The balance between noise and toys is right. Tuesday’s Child opens chorally, as if you are ever to meet such a bunch of unlikely choirboys – more Joseph Wambaugh than St Paul’s Cathedral! Gabriele’s piano and the guitar solo leave goosebumps, and when the singing begins, the intonation similar to Walk into the Water from Land of Shadows; well if you can’t steal from yourself…. It is as close as you will get to a sing-a-long on Why the Sea is Salt; this for me again is early Genesis, Trespass, Nursery Cryme, Foxtrot. There is one key change that takes them into dire straits. The sea metaphors still appear like a ghost ships from the mist. No one is really producing material like this, nostalgic but still original, and if anyone dare say ‘Genesis-lite’, well sod them.
And then there were two; The Tallest Tree is topped by Anthony Phillips and tailed by Steve Hackett – now there a trick. Not the first time they have appeared on the same track, Anthony plays on two tracks from Steve’s Out of the Tunnel’s Mouth. Combined with the Irish Whistle of Tiger Moth Tales’ Peter Jones, it starts a little bit like More Fool Me from Selling England by the Pound, the vocal angelic, choirboy (cough) rising, ethereal; it is simple, or at least appears so, almost folk-like, but then ‘only love remains’. The keys when they join at about two minutes in just add to the whole. With the inclusion of Anthony and Steve, if you cannot have that band, The Gift have at least delivered the dream in part.
Final track, a reprise of At Sea subtitled Ondine’s Song, strikes me as a lament. There is sadness and emotion in the vocal, sea metaphors, ancient and modern, combine as we take a little trip back. Neil is superb. There’s an afterglow, a warm and fuzzy end to a beautiful album, finishing with another great guitar solo – or is it solos – and I descend into peaceful, silent slumber, if that is wise. [According to French and German mythology, the nymph Ondine/Undine discovered that her husband had committed adultery. Because he had promised his every waking breath to her, she cursed him that so long as he was awake he could breathe, but if he ever fell asleep he would stop breathing and die. Nice girl…]
The artwork of Mark Buckingham is stunning, a painting worth hanging on my mythical walls. It adds to the delight, and is befitting of the album.

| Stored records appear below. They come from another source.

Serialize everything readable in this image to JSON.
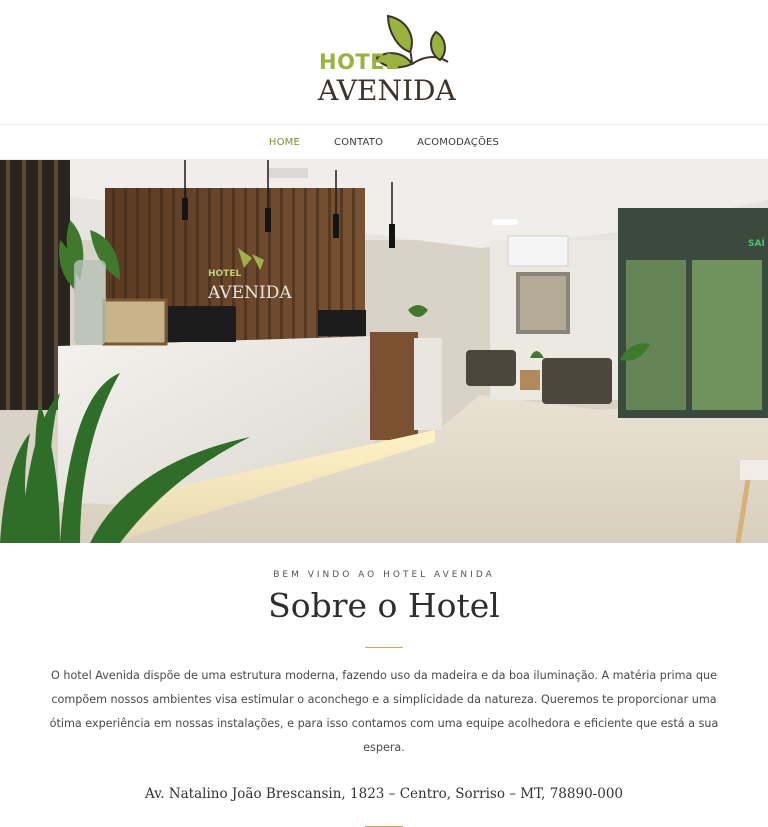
{
  "logo": {
    "hotel": "HOTEL",
    "avenida": "AVENIDA"
  },
  "nav": {
    "home": "HOME",
    "contato": "CONTATO",
    "acomodacoes": "ACOMODAÇÕES"
  },
  "hero": {
    "lobby_logo_hotel": "HOTEL",
    "lobby_logo_avenida": "AVENIDA",
    "exit_sign": "SAÍ"
  },
  "section": {
    "kicker": "BEM VINDO AO HOTEL AVENIDA",
    "title": "Sobre o Hotel",
    "paragraph": "O hotel Avenida dispõe de uma estrutura moderna, fazendo uso da madeira e da boa iluminação. A matéria prima que compõem nossos ambientes visa estimular o aconchego e a simplicidade da natureza. Queremos te proporcionar uma ótima experiência em nossas instalações, e para isso contamos com uma equipe acolhedora e eficiente que está a sua espera.",
    "address": "Av. Natalino João Brescansin, 1823 – Centro, Sorriso – MT, 78890-000"
  },
  "colors": {
    "brand_green": "#9ab23e",
    "nav_active": "#7a8f2a",
    "divider_gold": "#c8a466",
    "brand_dark": "#3b342e"
  }
}
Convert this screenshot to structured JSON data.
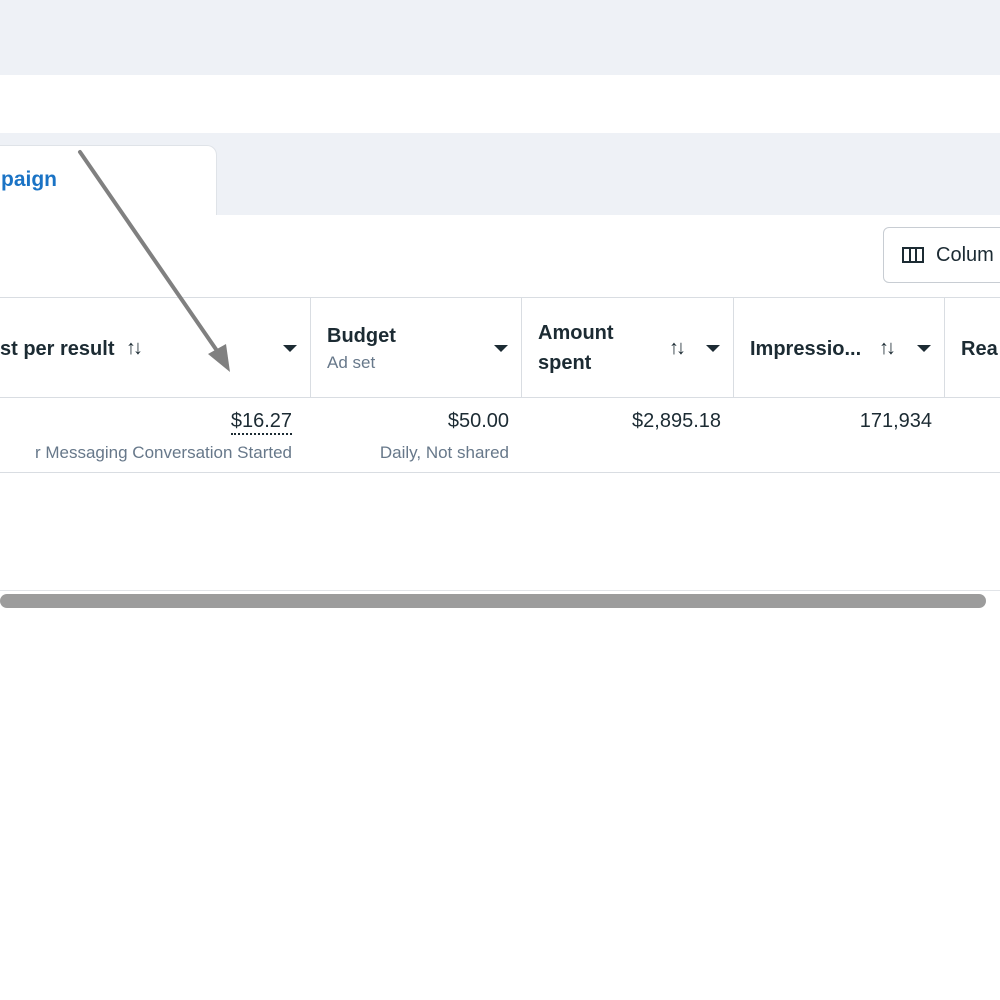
{
  "tab": {
    "active_label": "paign"
  },
  "toolbar": {
    "columns_label": "Colum",
    "columns_icon": "columns-icon"
  },
  "table": {
    "headers": [
      {
        "label": "st per result",
        "sub": "",
        "sortable": true,
        "dropdown": true
      },
      {
        "label": "Budget",
        "sub": "Ad set",
        "sortable": false,
        "dropdown": true
      },
      {
        "label": "Amount spent",
        "line1": "Amount",
        "line2": "spent",
        "sortable": true,
        "dropdown": true
      },
      {
        "label": "Impressio...",
        "sortable": true,
        "dropdown": true
      },
      {
        "label": "Rea",
        "sortable": false,
        "dropdown": false
      }
    ],
    "sort_glyph": "↑↓",
    "row": {
      "cost_per_result": "$16.27",
      "cost_per_result_sub": "r Messaging Conversation Started",
      "budget": "$50.00",
      "budget_sub": "Daily, Not shared",
      "amount_spent": "$2,895.18",
      "impressions": "171,934"
    }
  },
  "colors": {
    "accent": "#1a73c5",
    "header_bg": "#eef1f6",
    "border": "#d9dde2",
    "arrow": "#808080"
  }
}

Purchase wise, it fits in my ‘Must Haves’ for 2016 and I have bought it. I would recommend it to you, particularly if you love melody. I think it is a massive step up for The Gift; you can feel the love in the music, the craftsmanship. The recording of Mike Morton’s voice is probably the best I’ve ever heard it. David and Leroy bring the best from each other, Neil and Stef quietly gluing it together, and finally Gabriele Baldocci bringing not so much resonance as renaissance. It is a triumph, I hope that it pleases them as much as I. In the end, gentle reader, your choice, but the quality cannot be denied.
01. At Sea (10:29)
02. Sweeper of Dreams (5:18)
03. Tuesday’s Child (9:45)
04. The Tallest Tree (6:14)
05. All These Things (20:43)
06. At Sea (Ondine’s Song) (5:16)
Total time – 57:45
Mike Morton – Vocals
David Lloyd – Guitars & Backing Vocals
Leroy James – Guitars & Backing Vocals
Stefan Dickers – Bass
Gabriele Baldocci – Piano & Keyboards
Neil Hayman – Drums & Percussion
Steve Hackett – Lead Guitar (track 4)
Anthony Phillips – 12-string guitar (track 4)
Peter Jones – Irish Whistle (but it sounds like a flute!) (track 4)
Record Label: Bad Elephant Music
Country of Origin: U.K.
Date of Release: 28th October 2016